Caution: All of this is contingent on your
submitting the required Academic Integrity Attestation
form. I will not accept assignments or quizzes for a
grade without a signed form.
Your Numeric Course Grade is calculated from
the above scores as follows: (.25 * Application
Assignments) + (.25 * Quizzes) + (.17 * Part 1 Quests) + (.17
* Part 2 Quests) + (.16 * Part 3 Quests) + (.05 * Power
Up). In words, Applications and Quizzes both count 25%
of your grade, required Quests count for 50%, and you can earn
up to 5% extra credit by completing extra quests. There
will be no other extra credit options beyond Power Ups.
I will use the following chart
to convert Numeric Course Grades to Letter Course
Grades. On the proportion (not percent) scale, I will
round .xx5 and above up and anything below .xx5 down.
|Letter Grade||Numeric Course Grade|
Contact Information: (It usually works best to email me.)
Hours: By appointment. I will dedicate a
Blackboard Discussion Board to questions and check it several
times a week. For anything that you do not want to share
with other students, contact me by email. I can answer
many questions quickly by email (I will post an anonymous
version to Blackboard for course-related questions.)
Office: Room 10.65.04, 524 W59 Street. (Due to the ongoing pandemic, I will generally only be on campus to check my mailbox twice a week and for a minimal amount of time.)
Phone: 212-237-8784 Please do not leave messages at this number. (I do not check voice mail when off campus and I no longer receive voicemail as email for some reason.)
||Section 03 Tuesdays
|Section 04 Thursdays
All assignments due by 5:PM on the date listed in the meeting dates column unless otherwise noted.
||Ch 1 (Recommended, Appendix A)
||Why am I here?
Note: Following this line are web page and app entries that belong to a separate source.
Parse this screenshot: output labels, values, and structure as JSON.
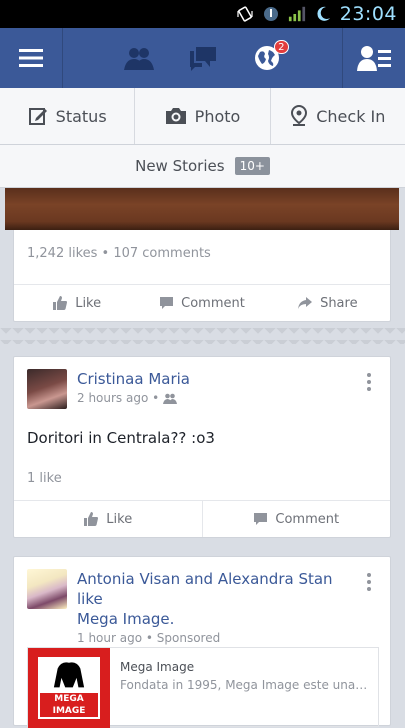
{
  "status_bar": {
    "time": "23:04"
  },
  "topbar": {
    "notification_badge": "2"
  },
  "actions": [
    {
      "label": "Status",
      "icon": "edit-icon"
    },
    {
      "label": "Photo",
      "icon": "camera-icon"
    },
    {
      "label": "Check In",
      "icon": "location-pin-icon"
    }
  ],
  "new_stories": {
    "label": "New Stories",
    "count": "10+"
  },
  "post1": {
    "counts": "1,242 likes • 107 comments",
    "like": "Like",
    "comment": "Comment",
    "share": "Share"
  },
  "post2": {
    "author": "Cristinaa Maria",
    "time": "2 hours ago •",
    "text": "Doritori in Centrala?? :o3",
    "likes": "1 like",
    "like": "Like",
    "comment": "Comment"
  },
  "post3": {
    "headline_part1": "Antonia Visan and Alexandra Stan like",
    "headline_part2": "Mega Image.",
    "time": "1 hour ago • Sponsored",
    "ad_title": "Mega Image",
    "ad_desc": "Fondata in 1995, Mega Image este una…",
    "logo_text": "MEGA IMAGE"
  },
  "colors": {
    "brand": "#3b5998",
    "badge": "#e23d3d",
    "logo_red": "#d81e1e"
  }
}
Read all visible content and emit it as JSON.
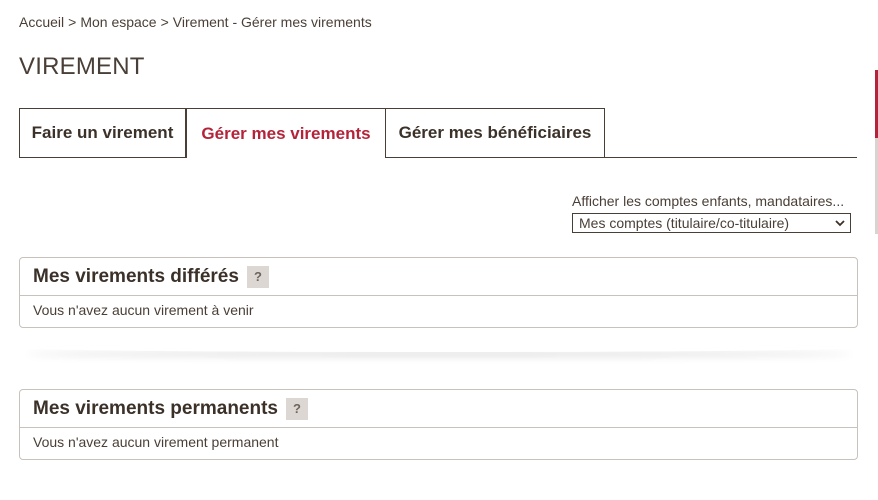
{
  "breadcrumb": {
    "items": [
      "Accueil",
      "Mon espace",
      "Virement - Gérer mes virements"
    ],
    "separator": ">"
  },
  "page": {
    "title": "VIREMENT"
  },
  "tabs": [
    {
      "label": "Faire un virement",
      "active": false
    },
    {
      "label": "Gérer mes virements",
      "active": true
    },
    {
      "label": "Gérer mes bénéficiaires",
      "active": false
    }
  ],
  "filter": {
    "label": "Afficher les comptes enfants, mandataires...",
    "selected": "Mes comptes (titulaire/co-titulaire)"
  },
  "panels": [
    {
      "title": "Mes virements différés",
      "help": "?",
      "message": "Vous n'avez aucun virement à venir"
    },
    {
      "title": "Mes virements permanents",
      "help": "?",
      "message": "Vous n'avez aucun virement permanent"
    }
  ],
  "icons": {
    "help": "question-icon",
    "select": "chevron-down-icon"
  },
  "colors": {
    "accent": "#b3243a",
    "text": "#4a3f37",
    "border": "#c9c1bb"
  }
}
What is this class about?
Statistical inference and Sampling.
||Week 1 Quiz
Week 1 Application
Week 2 Application
||Levels of measurement, Distributions|
||Week 2 Quiz
Week 3 Application
||Central tendency, Dispersion|
(Class Does Not Meet 2/21, Monday Schedule)
||Week 3 Quiz
Chapters 1-5 Quests Deadline (and late Application Assignments for Part I)
||Week 5 Application
||Probability, Hypothesis Testing|
||Week 5 Quiz
Week 6 Application
||Point estimation, Confidence Intervals|
||Week 6 Quiz
Week 7 Application
||Single group mean and proportion|
||Week 7 Quiz
Week 8 Application
||Hypotheses and measures of association with categorical data|
|Week 8 Quiz
Week 9 Application
||Two group mean and proportion|
(Class Does Not Meet 4/11)
||Week 9 Quiz
Chapters 6-10 Quests Deadline (and late Application Assignments for Part II)
(Class Does Not Meet 4/6 or 4/13)
|Week 11 Application
||Week 11 Quiz
Week 12 Application
||Bivariate correlation and regression.|
||Week 12 Quiz
Week 13 Application
||5/11||Week 13 Quiz
Week 14 Application
|15 (Finals week)
(No Class Meeting)
(No Class Meeting)
|Week 14 Quiz
Chapters 11-14 Quests Deadline (and late Application Assignments for Part III)